A kooky love story between two misfit teenagers, Rainbow Rowell’s Eleanor and Park has a more serious side to its light-hearted plot line.

Eleanor is new to town and clearly has no intentions of fitting in with her unruly red hair, patchwork jeans and chaotic family life.

Park is the quiet boy on the bus, always in black, listening to music with his headphones on, reading the latest comic book.

Neither of them realise that they’ll become friends when Eleanor sits next to him on the bus on that first day. Neither of them realise that friendship can just as quickly become something more, regardless of the barriers that may come between them.

While I view the opinion of a fellow blogger very highly, I’d have to strongly disagree with her opinion of Eleanor and Park – to me it was a bittersweet love story between two teenagers that just seemed so real. What I loved about it was that the two protagonists, Eleanor and Park, are so different from the ‘cliche’ of what is expected from YA fiction – neither of them are outrageously beautiful, sporty or popular, yet they’re still in love with one another. I.e. how love works in the real world.

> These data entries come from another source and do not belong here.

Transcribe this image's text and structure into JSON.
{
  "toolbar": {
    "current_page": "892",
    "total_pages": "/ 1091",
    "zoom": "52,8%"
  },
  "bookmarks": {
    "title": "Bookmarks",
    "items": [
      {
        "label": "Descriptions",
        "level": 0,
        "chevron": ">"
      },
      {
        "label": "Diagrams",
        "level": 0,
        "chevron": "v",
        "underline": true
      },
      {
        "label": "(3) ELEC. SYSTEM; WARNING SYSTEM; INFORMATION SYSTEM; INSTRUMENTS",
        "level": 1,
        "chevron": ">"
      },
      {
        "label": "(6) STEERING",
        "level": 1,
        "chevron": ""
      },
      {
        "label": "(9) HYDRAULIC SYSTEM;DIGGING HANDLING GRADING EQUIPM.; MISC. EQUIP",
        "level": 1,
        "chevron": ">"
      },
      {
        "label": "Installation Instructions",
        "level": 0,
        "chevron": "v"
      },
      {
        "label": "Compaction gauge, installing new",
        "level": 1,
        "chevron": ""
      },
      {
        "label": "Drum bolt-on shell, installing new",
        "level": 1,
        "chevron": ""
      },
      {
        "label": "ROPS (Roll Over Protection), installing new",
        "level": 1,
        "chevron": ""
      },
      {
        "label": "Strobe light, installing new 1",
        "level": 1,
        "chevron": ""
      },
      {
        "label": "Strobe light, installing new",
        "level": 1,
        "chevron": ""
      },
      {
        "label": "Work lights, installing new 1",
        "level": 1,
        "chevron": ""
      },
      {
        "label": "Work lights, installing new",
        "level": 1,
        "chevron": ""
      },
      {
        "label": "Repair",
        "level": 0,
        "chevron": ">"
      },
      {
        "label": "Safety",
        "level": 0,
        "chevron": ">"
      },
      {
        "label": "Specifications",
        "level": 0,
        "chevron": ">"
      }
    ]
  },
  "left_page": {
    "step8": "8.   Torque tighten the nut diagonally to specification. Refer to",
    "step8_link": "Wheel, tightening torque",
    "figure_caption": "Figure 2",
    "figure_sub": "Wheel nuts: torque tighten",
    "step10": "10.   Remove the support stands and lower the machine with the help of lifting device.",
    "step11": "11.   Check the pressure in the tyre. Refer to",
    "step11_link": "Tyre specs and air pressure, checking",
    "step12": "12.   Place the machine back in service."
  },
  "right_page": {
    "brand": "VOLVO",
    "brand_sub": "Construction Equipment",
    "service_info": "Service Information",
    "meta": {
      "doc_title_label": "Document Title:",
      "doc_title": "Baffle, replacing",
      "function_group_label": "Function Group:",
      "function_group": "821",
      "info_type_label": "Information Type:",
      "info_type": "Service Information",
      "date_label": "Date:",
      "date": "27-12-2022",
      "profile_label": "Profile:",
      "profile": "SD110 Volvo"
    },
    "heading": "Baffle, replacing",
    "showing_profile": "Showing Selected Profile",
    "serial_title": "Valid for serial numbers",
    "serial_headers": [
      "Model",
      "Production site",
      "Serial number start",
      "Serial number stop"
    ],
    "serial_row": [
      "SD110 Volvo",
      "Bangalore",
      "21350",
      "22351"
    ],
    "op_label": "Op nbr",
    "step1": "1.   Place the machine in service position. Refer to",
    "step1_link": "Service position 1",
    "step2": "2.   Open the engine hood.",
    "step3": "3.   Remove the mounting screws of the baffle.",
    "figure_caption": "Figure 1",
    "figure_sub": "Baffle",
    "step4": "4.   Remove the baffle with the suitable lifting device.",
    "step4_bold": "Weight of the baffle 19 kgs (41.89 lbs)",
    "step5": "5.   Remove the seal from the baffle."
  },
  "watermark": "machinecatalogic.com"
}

Don’t get me wrong, their flaws, particularly Eleanor’s, are frustrating to read at times – mostly when she fails to let Park into her life and as a result pushes him away (which sounds so very cliche, but I swear it isn’t when you’re actually reading it). But that only makes it more realistic, and more enjoyable.

While the storyline of Eleanor and Park isn’t particularly complex, and there is very little ‘love tension’ between Eleanor and Park, it doesn’t stop it from being an absolute pleasure to read. Rainbow Rowell has captured that feeling that exists between teenagers and first love – not much might happen, afternoons spent listening to CDs may take place instead of romance, but in that time and space it’s the whole world. School becomes something exciting, weekends turn into a drag and hours spent doing absolutely nothing together is pure bliss – all of this nostalgia that I’m sure we all feel about teenage love is perfectly captured by Rowell in this novel.

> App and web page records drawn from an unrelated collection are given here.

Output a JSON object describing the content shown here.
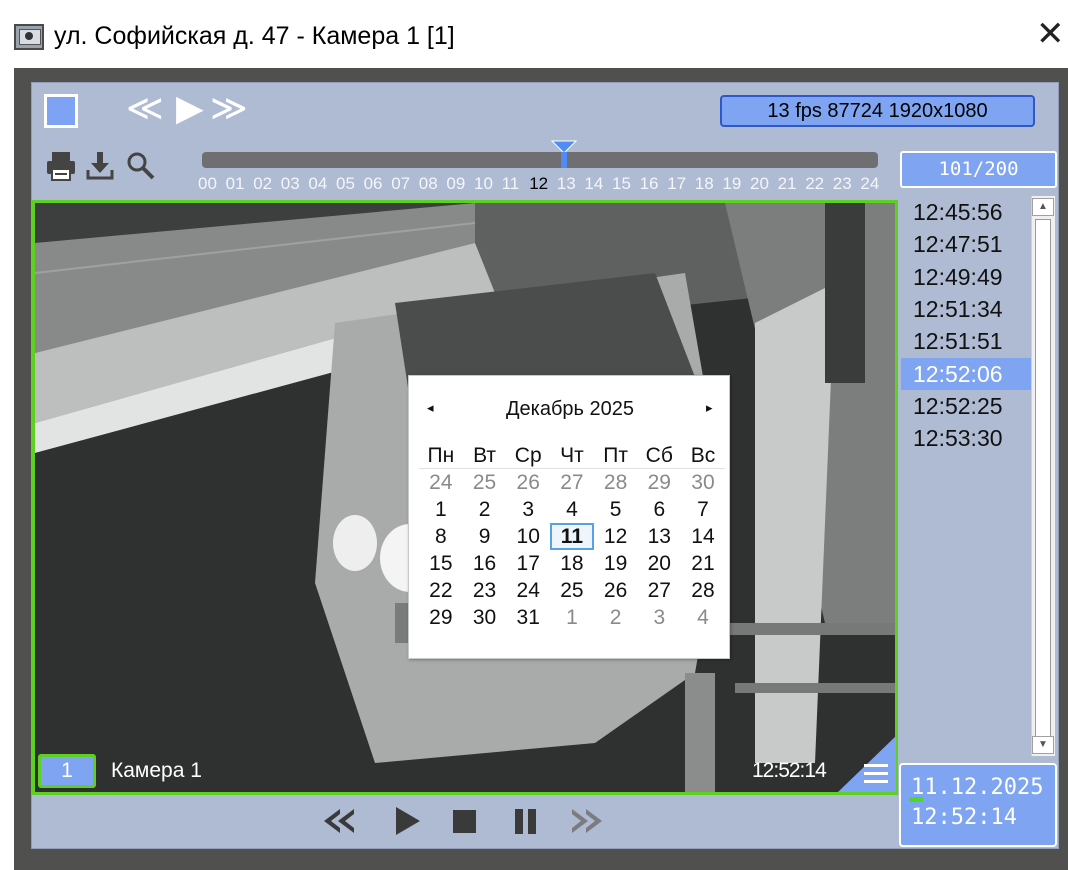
{
  "window": {
    "title": "ул. Софийская д. 47 - Камера 1 [1]",
    "close_glyph": "✕"
  },
  "toolbar": {
    "square_button_icon": "stop-square-icon",
    "rewind_glyph": "≪",
    "play_glyph": "▶",
    "forward_glyph": "≫",
    "stream_info": "13 fps  87724 1920x1080",
    "icons": [
      "print-icon",
      "download-icon",
      "search-icon"
    ]
  },
  "timeline": {
    "hours": [
      "00",
      "01",
      "02",
      "03",
      "04",
      "05",
      "06",
      "07",
      "08",
      "09",
      "10",
      "11",
      "12",
      "13",
      "14",
      "15",
      "16",
      "17",
      "18",
      "19",
      "20",
      "21",
      "22",
      "23",
      "24"
    ],
    "active_hour": "12",
    "counter": "101/200"
  },
  "video": {
    "camera_number": "1",
    "camera_name": "Камера 1",
    "timestamp": "12:52:14"
  },
  "calendar": {
    "prev_glyph": "◂",
    "next_glyph": "▸",
    "month_title": "Декабрь 2025",
    "weekdays": [
      "Пн",
      "Вт",
      "Ср",
      "Чт",
      "Пт",
      "Сб",
      "Вс"
    ],
    "weeks": [
      [
        "24",
        "25",
        "26",
        "27",
        "28",
        "29",
        "30"
      ],
      [
        "1",
        "2",
        "3",
        "4",
        "5",
        "6",
        "7"
      ],
      [
        "8",
        "9",
        "10",
        "11",
        "12",
        "13",
        "14"
      ],
      [
        "15",
        "16",
        "17",
        "18",
        "19",
        "20",
        "21"
      ],
      [
        "22",
        "23",
        "24",
        "25",
        "26",
        "27",
        "28"
      ],
      [
        "29",
        "30",
        "31",
        "1",
        "2",
        "3",
        "4"
      ]
    ],
    "selected_day": "11"
  },
  "time_list": {
    "items": [
      "12:45:56",
      "12:47:51",
      "12:49:49",
      "12:51:34",
      "12:51:51",
      "12:52:06",
      "12:52:25",
      "12:53:30"
    ],
    "selected": "12:52:06"
  },
  "datetime": {
    "date": "11.12.2025",
    "time": "12:52:14"
  },
  "playback": {
    "rewind_glyph": "≪",
    "forward_glyph": "≫"
  },
  "colors": {
    "accent": "#7ea4f2",
    "panel": "#aebbd2",
    "frame_green": "#5ed021",
    "dark_frame": "#50504e"
  }
}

However, there was one aspect of the plot that I didn’t agree with and that was the way that Eleanor’s mother allowed Eleanor and her siblings to be abused by her husband, Richie. I will readily admit that I have never thankfully been in a position where I have witnessed firsthand what domestic violence looks like, but the idea that Eleanor’s mother actually says to Eleanor that she should ‘just endure it’ goes against every notion I have of what a mother should be. If I’m completely out of line with saying this, go right ahead and tell me, but it was the biggest flaw in the novel for me – that everyone else could see how horrific it is that a daughter could be abused by her stepfather, yet her own mother (who is described as a loving, warm mother) is OK for it to just occur. It just didn’t sit right with me.

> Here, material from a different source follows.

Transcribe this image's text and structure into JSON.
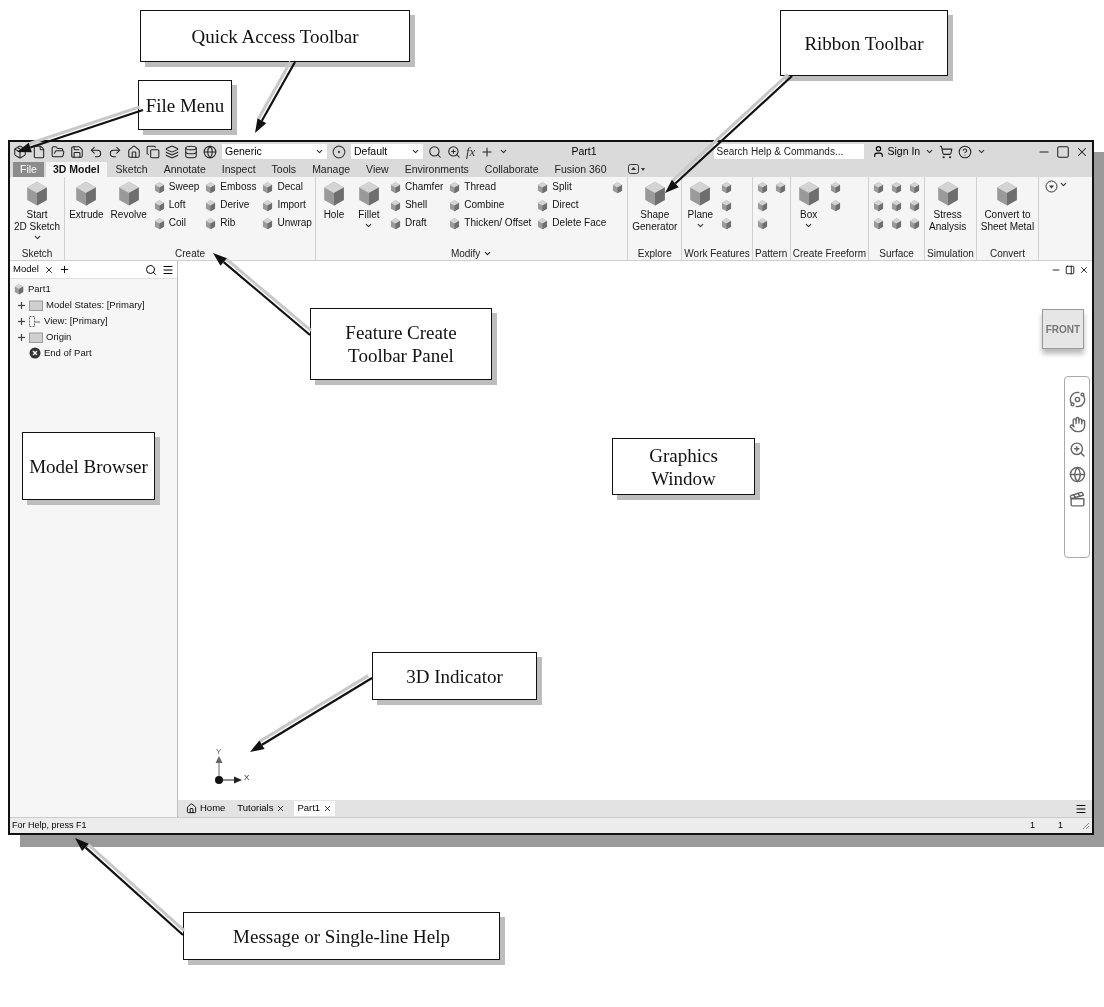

Overall though, Eleanor and Park lived up its reputation – it is a lovely, genuine novel that depicts the ups and downs of first love in a way that will bring back nostalgic memories of your own.

Have you read Eleanor and Park by Rainbow Rowell? Are you a fan? Let me know!

eleanor and park by rainbow rowell

Eleanor and Park – (image taken from http://www.rainbowrowell.com)